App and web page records
● ● ● ● ●

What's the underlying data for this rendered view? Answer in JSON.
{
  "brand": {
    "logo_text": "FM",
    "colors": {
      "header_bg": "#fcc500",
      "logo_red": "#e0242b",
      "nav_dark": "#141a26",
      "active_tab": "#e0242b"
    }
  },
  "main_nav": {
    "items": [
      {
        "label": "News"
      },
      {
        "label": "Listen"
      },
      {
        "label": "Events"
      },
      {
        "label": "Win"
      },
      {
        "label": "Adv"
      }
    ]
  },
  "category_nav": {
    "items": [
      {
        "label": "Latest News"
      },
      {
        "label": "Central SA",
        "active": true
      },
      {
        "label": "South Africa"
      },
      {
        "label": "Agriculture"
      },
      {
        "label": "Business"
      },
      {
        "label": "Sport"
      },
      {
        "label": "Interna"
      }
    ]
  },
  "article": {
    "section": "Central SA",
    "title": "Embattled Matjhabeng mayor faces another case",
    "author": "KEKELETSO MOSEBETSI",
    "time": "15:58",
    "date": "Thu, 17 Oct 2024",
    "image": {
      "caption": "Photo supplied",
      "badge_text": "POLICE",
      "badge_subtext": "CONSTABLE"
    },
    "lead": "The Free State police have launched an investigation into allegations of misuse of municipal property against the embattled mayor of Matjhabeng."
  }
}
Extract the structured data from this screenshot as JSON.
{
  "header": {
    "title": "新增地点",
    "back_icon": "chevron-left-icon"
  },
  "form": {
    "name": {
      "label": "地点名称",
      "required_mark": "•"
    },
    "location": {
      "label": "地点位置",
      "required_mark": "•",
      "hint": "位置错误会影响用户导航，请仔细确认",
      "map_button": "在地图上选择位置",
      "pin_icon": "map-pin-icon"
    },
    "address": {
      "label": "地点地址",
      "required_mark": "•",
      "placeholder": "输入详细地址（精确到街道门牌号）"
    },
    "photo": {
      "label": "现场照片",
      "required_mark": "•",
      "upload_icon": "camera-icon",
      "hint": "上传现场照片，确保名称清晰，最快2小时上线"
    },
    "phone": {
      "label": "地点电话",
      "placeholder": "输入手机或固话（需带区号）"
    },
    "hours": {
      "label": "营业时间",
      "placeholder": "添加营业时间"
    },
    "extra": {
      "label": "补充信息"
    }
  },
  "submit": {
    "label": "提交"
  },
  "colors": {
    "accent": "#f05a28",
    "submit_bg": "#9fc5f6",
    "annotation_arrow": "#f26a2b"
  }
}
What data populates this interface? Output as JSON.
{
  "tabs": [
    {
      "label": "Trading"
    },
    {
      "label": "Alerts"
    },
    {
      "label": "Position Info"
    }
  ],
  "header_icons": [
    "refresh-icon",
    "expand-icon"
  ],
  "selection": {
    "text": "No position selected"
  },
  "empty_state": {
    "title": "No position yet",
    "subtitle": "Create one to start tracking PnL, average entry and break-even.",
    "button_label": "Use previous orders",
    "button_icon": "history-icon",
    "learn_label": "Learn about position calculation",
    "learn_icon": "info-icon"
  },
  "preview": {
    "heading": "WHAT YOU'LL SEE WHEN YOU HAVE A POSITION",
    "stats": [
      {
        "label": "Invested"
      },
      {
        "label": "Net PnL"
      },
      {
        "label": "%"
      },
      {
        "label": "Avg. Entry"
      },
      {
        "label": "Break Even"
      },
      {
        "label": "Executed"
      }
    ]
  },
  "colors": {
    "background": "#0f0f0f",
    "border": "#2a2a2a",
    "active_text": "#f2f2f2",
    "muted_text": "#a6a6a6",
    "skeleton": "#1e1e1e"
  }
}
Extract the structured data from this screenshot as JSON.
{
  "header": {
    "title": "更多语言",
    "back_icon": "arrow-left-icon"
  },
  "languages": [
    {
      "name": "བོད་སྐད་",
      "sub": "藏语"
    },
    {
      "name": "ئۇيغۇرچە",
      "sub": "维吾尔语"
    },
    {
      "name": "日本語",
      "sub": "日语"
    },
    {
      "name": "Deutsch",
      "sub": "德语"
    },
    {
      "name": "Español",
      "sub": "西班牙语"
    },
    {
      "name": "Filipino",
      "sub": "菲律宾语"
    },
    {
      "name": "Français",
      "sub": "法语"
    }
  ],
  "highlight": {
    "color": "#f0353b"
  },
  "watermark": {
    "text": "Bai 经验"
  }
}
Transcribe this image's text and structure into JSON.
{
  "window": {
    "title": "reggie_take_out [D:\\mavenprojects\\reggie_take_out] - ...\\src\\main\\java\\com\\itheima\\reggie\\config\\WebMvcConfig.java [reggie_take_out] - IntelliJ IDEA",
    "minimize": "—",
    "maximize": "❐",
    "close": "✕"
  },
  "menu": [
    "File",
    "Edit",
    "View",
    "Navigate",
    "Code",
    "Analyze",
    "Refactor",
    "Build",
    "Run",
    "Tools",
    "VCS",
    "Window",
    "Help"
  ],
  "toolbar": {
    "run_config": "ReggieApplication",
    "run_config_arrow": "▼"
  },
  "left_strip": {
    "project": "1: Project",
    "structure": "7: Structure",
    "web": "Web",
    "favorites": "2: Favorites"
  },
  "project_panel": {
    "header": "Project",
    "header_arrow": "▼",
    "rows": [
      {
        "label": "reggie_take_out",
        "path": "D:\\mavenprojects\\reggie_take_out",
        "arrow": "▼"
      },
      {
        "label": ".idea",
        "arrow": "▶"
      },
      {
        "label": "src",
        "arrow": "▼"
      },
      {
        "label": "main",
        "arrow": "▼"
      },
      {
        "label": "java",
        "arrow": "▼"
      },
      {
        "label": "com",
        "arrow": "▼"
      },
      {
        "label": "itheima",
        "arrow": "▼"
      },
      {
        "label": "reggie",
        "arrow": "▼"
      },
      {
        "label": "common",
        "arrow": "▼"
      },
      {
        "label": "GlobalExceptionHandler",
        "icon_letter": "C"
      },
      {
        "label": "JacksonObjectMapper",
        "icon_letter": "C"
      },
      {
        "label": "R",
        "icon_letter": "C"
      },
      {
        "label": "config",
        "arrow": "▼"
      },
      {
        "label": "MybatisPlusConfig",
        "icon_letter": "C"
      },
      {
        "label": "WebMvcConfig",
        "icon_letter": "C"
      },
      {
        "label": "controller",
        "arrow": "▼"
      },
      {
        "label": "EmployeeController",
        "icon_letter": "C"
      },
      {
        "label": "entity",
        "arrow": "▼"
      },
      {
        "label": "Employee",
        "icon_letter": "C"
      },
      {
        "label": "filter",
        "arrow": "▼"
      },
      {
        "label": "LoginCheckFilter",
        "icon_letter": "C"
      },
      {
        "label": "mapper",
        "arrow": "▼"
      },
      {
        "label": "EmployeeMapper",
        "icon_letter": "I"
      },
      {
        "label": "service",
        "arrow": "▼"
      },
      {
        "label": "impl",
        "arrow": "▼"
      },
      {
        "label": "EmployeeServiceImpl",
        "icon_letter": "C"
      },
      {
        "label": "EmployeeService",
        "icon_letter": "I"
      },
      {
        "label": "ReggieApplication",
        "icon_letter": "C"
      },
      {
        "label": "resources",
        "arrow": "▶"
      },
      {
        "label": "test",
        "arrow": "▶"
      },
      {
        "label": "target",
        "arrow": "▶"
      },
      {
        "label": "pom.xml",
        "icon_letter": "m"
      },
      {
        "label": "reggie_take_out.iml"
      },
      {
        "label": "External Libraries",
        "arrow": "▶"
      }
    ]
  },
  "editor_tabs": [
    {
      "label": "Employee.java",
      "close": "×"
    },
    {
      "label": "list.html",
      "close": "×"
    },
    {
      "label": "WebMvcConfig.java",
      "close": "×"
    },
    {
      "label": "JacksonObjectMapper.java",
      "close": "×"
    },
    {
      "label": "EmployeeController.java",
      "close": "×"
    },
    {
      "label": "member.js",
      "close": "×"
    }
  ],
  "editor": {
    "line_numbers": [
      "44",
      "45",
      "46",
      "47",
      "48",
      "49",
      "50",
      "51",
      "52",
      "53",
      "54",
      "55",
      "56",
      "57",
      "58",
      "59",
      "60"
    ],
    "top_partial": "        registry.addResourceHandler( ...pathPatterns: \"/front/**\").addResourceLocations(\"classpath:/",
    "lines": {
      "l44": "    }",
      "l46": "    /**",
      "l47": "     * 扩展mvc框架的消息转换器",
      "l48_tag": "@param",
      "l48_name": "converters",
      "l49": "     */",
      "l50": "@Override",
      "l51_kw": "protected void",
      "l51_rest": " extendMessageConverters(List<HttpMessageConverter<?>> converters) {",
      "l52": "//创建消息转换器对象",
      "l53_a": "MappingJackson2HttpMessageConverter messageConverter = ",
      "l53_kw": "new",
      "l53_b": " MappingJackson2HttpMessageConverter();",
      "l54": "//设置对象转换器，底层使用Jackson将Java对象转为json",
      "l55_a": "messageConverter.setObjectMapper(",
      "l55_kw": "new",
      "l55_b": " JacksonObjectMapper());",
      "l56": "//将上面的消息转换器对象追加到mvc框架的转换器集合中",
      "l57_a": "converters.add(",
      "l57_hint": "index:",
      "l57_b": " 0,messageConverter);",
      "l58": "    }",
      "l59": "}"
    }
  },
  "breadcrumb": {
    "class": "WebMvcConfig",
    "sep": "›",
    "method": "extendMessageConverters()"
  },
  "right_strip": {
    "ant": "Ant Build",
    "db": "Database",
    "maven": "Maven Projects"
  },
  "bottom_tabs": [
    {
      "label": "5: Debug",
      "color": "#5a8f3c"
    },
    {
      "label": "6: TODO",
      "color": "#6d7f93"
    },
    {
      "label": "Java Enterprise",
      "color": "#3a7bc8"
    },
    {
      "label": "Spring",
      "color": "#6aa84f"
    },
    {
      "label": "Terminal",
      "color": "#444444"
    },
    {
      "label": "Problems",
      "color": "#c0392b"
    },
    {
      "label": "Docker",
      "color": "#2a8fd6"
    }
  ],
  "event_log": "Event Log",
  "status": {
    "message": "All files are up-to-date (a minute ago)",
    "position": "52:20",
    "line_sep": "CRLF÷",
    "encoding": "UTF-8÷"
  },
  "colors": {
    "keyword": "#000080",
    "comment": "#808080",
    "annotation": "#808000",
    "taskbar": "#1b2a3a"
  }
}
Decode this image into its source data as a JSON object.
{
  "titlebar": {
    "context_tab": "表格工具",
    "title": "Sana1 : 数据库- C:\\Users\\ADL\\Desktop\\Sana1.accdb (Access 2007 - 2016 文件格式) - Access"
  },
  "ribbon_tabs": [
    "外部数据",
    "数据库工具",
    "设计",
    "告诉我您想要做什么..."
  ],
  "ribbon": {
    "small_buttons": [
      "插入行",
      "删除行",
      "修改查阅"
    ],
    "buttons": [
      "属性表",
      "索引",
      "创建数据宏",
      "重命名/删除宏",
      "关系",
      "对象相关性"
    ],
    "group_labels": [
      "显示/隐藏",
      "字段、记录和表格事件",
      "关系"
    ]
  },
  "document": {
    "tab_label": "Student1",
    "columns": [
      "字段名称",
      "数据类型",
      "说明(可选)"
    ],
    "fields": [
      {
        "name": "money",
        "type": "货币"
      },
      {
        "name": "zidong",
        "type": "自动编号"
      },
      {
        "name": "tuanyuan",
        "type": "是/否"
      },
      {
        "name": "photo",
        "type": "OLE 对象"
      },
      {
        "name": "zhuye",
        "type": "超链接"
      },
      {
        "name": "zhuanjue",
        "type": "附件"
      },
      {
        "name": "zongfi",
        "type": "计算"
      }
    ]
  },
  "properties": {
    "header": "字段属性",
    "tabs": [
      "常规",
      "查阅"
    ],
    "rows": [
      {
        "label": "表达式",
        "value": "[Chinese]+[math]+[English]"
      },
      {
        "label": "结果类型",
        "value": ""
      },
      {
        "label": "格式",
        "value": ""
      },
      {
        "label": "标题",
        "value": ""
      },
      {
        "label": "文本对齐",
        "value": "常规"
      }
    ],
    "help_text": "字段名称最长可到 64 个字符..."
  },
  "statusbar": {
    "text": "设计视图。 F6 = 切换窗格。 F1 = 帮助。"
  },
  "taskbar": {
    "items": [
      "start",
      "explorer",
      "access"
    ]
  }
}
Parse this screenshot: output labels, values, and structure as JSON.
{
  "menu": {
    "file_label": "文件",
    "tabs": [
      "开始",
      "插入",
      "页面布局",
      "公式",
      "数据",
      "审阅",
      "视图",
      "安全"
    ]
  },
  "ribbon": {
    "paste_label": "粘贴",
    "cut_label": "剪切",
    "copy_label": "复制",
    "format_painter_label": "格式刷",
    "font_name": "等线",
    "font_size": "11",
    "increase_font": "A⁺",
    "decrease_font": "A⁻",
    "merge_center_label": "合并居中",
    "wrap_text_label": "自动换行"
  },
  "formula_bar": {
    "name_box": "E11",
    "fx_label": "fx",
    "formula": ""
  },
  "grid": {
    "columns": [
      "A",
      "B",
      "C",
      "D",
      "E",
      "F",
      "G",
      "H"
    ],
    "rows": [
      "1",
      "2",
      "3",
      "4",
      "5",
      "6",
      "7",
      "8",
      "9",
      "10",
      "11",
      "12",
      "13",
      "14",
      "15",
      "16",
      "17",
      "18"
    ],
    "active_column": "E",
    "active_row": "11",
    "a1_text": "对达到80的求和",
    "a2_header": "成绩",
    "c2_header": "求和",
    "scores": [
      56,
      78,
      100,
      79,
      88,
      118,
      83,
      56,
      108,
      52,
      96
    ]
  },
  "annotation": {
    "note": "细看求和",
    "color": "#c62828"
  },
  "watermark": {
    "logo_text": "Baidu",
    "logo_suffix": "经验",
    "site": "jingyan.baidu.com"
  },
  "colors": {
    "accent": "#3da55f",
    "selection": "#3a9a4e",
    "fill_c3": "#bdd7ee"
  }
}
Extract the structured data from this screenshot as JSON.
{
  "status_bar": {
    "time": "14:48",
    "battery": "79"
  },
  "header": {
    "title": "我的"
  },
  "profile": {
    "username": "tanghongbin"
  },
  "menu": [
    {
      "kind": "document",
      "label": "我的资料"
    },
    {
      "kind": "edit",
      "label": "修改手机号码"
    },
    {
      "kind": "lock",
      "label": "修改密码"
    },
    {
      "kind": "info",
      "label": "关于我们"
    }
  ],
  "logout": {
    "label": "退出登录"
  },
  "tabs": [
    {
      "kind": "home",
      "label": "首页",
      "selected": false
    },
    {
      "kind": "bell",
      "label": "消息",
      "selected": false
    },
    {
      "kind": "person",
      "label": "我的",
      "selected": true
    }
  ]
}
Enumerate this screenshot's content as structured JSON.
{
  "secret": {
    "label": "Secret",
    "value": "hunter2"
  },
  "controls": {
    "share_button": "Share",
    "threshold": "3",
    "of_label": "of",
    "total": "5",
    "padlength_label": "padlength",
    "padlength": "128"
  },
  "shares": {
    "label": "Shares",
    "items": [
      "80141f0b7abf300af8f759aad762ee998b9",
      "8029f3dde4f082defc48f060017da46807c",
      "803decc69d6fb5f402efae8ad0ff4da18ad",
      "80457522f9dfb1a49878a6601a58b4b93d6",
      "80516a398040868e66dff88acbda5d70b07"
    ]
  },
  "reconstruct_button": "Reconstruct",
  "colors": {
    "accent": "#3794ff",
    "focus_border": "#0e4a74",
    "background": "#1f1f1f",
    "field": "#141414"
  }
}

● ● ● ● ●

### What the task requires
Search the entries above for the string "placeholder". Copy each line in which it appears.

### Exercise solution
      "placeholder": "输入详细地址（精确到街道门牌号）"
      "placeholder": "输入手机或固话（需带区号）"
      "placeholder": "添加营业时间"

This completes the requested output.